The term Rhythmical is preferred to Metrical, because the latter name, though in itself appropriate, is also used of Biblical translations not strictly in Rhythm, or Metre, but only adopting the metrical division, év orixous, or as suggested by the Hebrew parallelism. The present is an attempt to give the Book of Job in a true rhythmical form. The determination of that form, however, requires careful study. There are, it is said, some old English Versions of Job in rhyme. That, however, was not to be thought of. Aside from the difficulty such a method would make in preserving the exegetical accuracy demanded, it was felt that to such a production as Job the jingle of rhyme would be altogether belittling. Our common blank verse line of five feet would present no great difficulty in itself. With a little change, even our Common English Version might be put into that form with a preservation of all such accuracy as it possesses. But there were two objections to it. The first is that such blank verse, though having more dignity than rhyme, would become too monotonous, as the reader would presently feel, and would, therefore, be poorly adapted to the exceedingly passionate and abrupt parts of this divine poem. In the second place, it would require a disregard of the Hebrew accentuation and parallelism as determining the close of lines, and demanding inequality. What we call blank verse is, in fact, only rhythmical, or, rather, measured, prose. The divisions into lines on the page of the book are but for the eye. The thought goes over them, not only to the completion of sentences, but of clauses and subordinate divisions. In other words, the ends of lines are not marked by any peculiar cadence either in the rhythm, as in Greek, or in the thought, as in Hebrew. By the ear alone, one could not tell whether the reader was at the beginning, at a mid cæsura, or at the ends of verses. Now the Hebrew parallelisms, whether they have within them what may strictly be called rhythm or not, are ever marked by distinct closings, determined both by the cadence of the thought, and by the position of the accents. This must be attended to,-and the translator has aimed at its strictest observance. For such a purpose, inequality of lines is absolutely demanded, since the Hebrew divisions thus made are of very different lengths. Besides, such inequality, if rightly managed, is an excellence and a beauty in itself. It prevents monotony, and gives, moreover, the freedom that is wanted in the more impassioned parts,-especially in Job's sighing, soliloquizing, and sometimes almost delirious utterances.

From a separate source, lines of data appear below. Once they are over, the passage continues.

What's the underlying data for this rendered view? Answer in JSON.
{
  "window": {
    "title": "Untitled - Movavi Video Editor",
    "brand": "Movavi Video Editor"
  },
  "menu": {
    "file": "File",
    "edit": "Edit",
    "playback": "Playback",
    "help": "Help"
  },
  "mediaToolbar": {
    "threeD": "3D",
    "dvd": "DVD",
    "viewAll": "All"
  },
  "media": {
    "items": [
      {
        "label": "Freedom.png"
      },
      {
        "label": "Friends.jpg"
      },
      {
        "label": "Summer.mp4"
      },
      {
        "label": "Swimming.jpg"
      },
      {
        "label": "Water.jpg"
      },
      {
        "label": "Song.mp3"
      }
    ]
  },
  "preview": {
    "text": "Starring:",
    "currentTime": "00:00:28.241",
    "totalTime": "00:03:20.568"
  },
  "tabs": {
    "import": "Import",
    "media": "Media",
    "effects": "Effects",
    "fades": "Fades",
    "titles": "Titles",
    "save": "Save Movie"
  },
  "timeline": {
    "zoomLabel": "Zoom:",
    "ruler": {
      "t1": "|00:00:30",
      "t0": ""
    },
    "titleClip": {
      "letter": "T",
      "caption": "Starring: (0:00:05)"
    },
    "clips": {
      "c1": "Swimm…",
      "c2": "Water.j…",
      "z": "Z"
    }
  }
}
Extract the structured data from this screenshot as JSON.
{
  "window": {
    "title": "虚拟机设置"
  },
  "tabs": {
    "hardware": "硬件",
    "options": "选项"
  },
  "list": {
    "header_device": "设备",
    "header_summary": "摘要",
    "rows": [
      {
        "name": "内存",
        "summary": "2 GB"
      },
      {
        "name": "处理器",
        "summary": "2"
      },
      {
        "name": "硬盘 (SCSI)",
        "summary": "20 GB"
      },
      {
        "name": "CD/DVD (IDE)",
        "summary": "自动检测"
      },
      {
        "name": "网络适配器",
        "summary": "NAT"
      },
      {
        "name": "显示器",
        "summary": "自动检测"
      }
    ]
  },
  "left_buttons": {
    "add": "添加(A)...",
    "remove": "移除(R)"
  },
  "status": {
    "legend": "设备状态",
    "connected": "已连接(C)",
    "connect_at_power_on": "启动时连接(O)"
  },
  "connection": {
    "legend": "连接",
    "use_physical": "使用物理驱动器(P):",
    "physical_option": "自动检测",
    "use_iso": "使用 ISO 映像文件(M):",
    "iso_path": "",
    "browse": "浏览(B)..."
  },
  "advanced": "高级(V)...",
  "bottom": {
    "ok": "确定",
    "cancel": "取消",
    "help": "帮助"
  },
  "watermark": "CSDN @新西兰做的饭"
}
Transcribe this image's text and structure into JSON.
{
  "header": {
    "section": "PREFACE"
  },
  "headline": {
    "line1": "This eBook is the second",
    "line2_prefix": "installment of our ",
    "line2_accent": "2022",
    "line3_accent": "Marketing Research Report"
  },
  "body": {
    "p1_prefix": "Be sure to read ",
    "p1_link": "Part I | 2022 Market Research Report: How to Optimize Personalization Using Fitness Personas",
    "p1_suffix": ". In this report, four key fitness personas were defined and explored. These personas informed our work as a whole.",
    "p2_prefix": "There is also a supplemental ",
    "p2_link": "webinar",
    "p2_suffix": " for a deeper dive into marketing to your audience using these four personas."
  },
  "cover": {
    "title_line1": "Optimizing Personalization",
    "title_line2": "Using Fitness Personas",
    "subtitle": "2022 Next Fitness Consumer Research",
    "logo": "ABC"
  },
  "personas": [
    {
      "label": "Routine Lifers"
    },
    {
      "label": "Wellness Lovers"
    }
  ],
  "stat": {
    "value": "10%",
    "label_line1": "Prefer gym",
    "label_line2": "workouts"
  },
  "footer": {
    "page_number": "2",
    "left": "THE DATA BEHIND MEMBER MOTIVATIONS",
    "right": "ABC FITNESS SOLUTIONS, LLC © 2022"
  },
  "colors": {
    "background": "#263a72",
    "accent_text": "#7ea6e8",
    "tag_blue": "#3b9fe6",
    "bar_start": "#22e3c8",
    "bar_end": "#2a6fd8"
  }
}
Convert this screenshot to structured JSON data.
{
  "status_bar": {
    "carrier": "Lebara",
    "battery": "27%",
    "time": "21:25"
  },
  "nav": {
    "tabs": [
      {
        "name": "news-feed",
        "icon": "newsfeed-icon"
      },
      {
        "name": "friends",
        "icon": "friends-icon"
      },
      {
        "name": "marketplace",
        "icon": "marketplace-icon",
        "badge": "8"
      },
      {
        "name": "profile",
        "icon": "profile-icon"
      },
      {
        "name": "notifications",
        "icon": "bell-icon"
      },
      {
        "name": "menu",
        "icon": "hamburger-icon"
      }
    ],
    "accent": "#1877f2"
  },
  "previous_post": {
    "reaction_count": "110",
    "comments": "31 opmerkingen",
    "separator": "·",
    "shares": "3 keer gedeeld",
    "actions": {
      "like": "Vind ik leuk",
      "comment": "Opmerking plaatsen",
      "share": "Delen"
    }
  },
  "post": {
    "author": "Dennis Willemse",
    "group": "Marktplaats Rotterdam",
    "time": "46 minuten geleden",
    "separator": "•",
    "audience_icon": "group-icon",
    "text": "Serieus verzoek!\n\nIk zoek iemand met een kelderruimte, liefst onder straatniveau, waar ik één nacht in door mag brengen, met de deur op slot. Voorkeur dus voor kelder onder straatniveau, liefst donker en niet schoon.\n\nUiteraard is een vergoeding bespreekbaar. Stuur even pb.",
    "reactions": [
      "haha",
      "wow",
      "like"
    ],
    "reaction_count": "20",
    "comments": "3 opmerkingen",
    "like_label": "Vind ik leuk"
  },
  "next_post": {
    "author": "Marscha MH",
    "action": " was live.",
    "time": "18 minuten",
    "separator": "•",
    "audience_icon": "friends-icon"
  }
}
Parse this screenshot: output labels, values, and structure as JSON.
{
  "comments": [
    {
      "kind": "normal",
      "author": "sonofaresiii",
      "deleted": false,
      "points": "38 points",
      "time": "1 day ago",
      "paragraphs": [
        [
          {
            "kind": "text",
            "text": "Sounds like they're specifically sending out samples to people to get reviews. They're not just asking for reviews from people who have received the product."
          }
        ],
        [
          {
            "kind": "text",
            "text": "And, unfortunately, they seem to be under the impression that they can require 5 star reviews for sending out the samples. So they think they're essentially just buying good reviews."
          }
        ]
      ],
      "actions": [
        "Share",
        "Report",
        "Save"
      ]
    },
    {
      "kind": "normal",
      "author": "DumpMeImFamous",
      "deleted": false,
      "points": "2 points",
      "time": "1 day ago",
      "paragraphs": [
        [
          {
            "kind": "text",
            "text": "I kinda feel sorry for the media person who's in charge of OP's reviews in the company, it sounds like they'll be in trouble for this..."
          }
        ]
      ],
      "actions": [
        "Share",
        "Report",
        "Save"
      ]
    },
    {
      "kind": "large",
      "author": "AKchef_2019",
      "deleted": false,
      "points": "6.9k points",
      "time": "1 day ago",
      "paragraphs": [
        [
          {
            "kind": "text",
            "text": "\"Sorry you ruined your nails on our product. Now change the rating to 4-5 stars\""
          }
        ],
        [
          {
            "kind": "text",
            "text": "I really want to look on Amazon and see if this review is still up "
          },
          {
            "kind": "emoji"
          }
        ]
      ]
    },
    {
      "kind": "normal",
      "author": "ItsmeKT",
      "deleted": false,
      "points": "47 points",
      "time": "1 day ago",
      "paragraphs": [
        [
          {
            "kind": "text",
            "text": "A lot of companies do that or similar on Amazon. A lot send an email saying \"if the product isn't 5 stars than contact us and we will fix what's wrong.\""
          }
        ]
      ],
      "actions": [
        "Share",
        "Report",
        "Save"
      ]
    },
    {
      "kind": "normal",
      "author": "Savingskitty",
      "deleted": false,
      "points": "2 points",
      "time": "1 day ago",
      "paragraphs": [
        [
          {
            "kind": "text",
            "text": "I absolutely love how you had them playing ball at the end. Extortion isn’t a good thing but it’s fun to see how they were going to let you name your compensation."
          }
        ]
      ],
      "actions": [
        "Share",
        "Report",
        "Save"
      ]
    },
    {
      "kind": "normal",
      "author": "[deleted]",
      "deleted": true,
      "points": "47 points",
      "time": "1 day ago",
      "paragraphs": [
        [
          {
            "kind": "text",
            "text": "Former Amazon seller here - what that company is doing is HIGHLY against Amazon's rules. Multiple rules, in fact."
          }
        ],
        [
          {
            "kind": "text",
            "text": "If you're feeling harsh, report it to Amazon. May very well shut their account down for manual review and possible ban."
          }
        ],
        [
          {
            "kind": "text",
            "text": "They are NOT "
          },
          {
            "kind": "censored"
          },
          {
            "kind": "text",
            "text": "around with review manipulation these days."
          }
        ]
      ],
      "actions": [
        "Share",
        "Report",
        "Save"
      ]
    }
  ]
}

Thus the reader will perceive, that in order to preserve these important elements of parallelism and accent, there has been employed a very peculiar kind of rhythm. It bears an outward resemblance to what is sometimes incorrectly called Pindaric in English verse. But this is a misnomer, because the true Pindaric has different kinds of feet, or measures, as well as different lengths of lines. Here, however, one kind of foot, the iambus (v-) or the iambic spondee, is universal. Other feet, as they very rarely occur, are merely substitutes for it. Thus the anapæst (un) is used sometimes at the beginning of a line, as also a choriamb (-uo-), occasionally, but ever in such a way as to commence a dipode with the stronger ictus. The tribrach (uvo) very rarely occurs. It is avoided as unmusical, though commonly regarded as admissible among English iambi.